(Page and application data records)
=======
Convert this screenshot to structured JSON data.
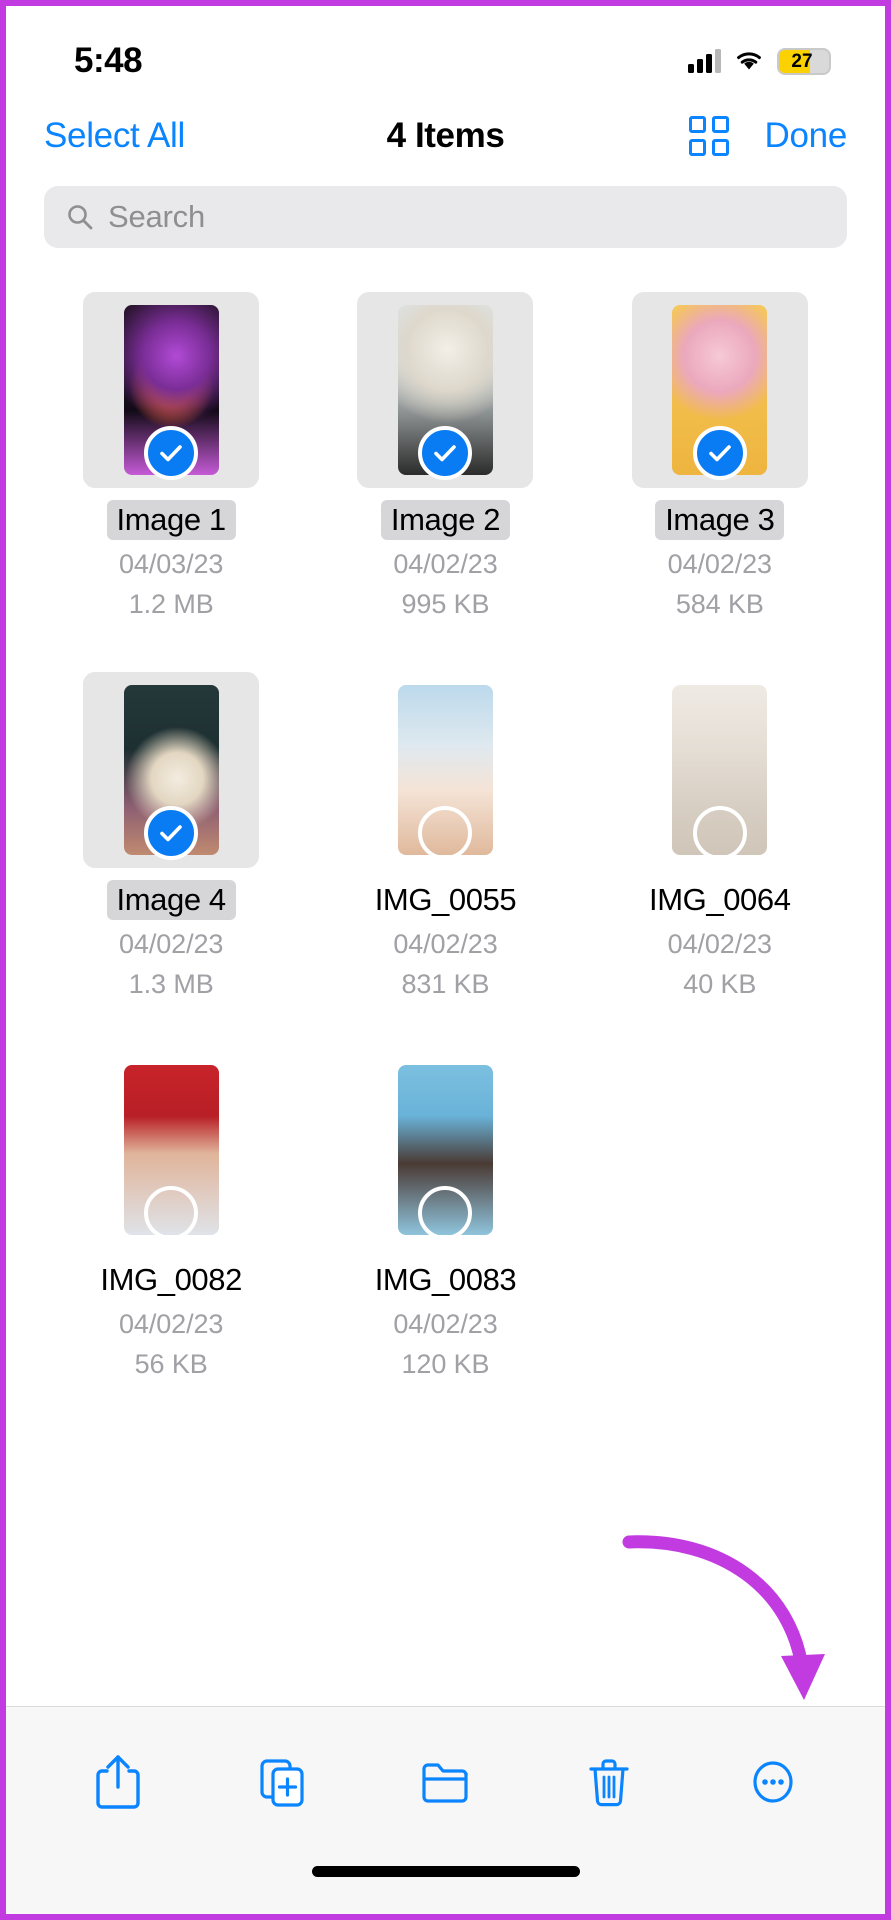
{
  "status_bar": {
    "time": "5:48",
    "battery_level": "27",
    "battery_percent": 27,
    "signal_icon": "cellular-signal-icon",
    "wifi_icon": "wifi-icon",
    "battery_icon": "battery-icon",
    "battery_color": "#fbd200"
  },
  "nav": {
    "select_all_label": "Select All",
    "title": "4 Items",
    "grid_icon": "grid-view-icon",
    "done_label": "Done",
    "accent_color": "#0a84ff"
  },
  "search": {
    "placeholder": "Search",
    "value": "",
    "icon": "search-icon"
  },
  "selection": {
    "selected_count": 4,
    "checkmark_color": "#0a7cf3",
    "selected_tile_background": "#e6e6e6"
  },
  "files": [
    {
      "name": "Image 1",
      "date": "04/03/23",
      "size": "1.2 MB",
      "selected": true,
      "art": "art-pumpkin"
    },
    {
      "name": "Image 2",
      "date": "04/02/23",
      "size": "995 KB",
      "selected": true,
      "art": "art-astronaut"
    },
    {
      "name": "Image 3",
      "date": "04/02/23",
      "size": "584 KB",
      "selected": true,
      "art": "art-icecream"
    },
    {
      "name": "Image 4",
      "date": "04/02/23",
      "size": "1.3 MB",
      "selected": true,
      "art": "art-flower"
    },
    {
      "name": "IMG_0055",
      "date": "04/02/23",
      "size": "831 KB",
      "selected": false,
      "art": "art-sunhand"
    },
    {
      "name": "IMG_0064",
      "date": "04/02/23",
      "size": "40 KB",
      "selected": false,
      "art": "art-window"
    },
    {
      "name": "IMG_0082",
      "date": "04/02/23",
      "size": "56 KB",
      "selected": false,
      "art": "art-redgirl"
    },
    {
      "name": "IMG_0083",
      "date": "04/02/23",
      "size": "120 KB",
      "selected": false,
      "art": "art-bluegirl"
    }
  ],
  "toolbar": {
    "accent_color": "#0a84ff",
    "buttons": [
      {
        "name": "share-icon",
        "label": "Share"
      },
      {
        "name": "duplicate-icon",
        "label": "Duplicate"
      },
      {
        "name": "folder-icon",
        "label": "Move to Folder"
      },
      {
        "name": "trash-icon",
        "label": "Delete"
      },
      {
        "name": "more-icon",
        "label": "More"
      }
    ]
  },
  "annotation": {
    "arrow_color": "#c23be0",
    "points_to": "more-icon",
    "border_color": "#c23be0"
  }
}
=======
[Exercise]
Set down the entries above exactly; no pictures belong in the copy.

[Reply]
Convert this screenshot to structured JSON data.
{
  "status_bar": {
    "time": "5:48",
    "battery_level": "27",
    "battery_percent": 27,
    "signal_icon": "cellular-signal-icon",
    "wifi_icon": "wifi-icon",
    "battery_icon": "battery-icon",
    "battery_color": "#fbd200"
  },
  "nav": {
    "select_all_label": "Select All",
    "title": "4 Items",
    "grid_icon": "grid-view-icon",
    "done_label": "Done",
    "accent_color": "#0a84ff"
  },
  "search": {
    "placeholder": "Search",
    "value": "",
    "icon": "search-icon"
  },
  "selection": {
    "selected_count": 4,
    "checkmark_color": "#0a7cf3",
    "selected_tile_background": "#e6e6e6"
  },
  "files": [
    {
      "name": "Image 1",
      "date": "04/03/23",
      "size": "1.2 MB",
      "selected": true,
      "art": "art-pumpkin"
    },
    {
      "name": "Image 2",
      "date": "04/02/23",
      "size": "995 KB",
      "selected": true,
      "art": "art-astronaut"
    },
    {
      "name": "Image 3",
      "date": "04/02/23",
      "size": "584 KB",
      "selected": true,
      "art": "art-icecream"
    },
    {
      "name": "Image 4",
      "date": "04/02/23",
      "size": "1.3 MB",
      "selected": true,
      "art": "art-flower"
    },
    {
      "name": "IMG_0055",
      "date": "04/02/23",
      "size": "831 KB",
      "selected": false,
      "art": "art-sunhand"
    },
    {
      "name": "IMG_0064",
      "date": "04/02/23",
      "size": "40 KB",
      "selected": false,
      "art": "art-window"
    },
    {
      "name": "IMG_0082",
      "date": "04/02/23",
      "size": "56 KB",
      "selected": false,
      "art": "art-redgirl"
    },
    {
      "name": "IMG_0083",
      "date": "04/02/23",
      "size": "120 KB",
      "selected": false,
      "art": "art-bluegirl"
    }
  ],
  "toolbar": {
    "accent_color": "#0a84ff",
    "buttons": [
      {
        "name": "share-icon",
        "label": "Share"
      },
      {
        "name": "duplicate-icon",
        "label": "Duplicate"
      },
      {
        "name": "folder-icon",
        "label": "Move to Folder"
      },
      {
        "name": "trash-icon",
        "label": "Delete"
      },
      {
        "name": "more-icon",
        "label": "More"
      }
    ]
  },
  "annotation": {
    "arrow_color": "#c23be0",
    "points_to": "more-icon",
    "border_color": "#c23be0"
  }
}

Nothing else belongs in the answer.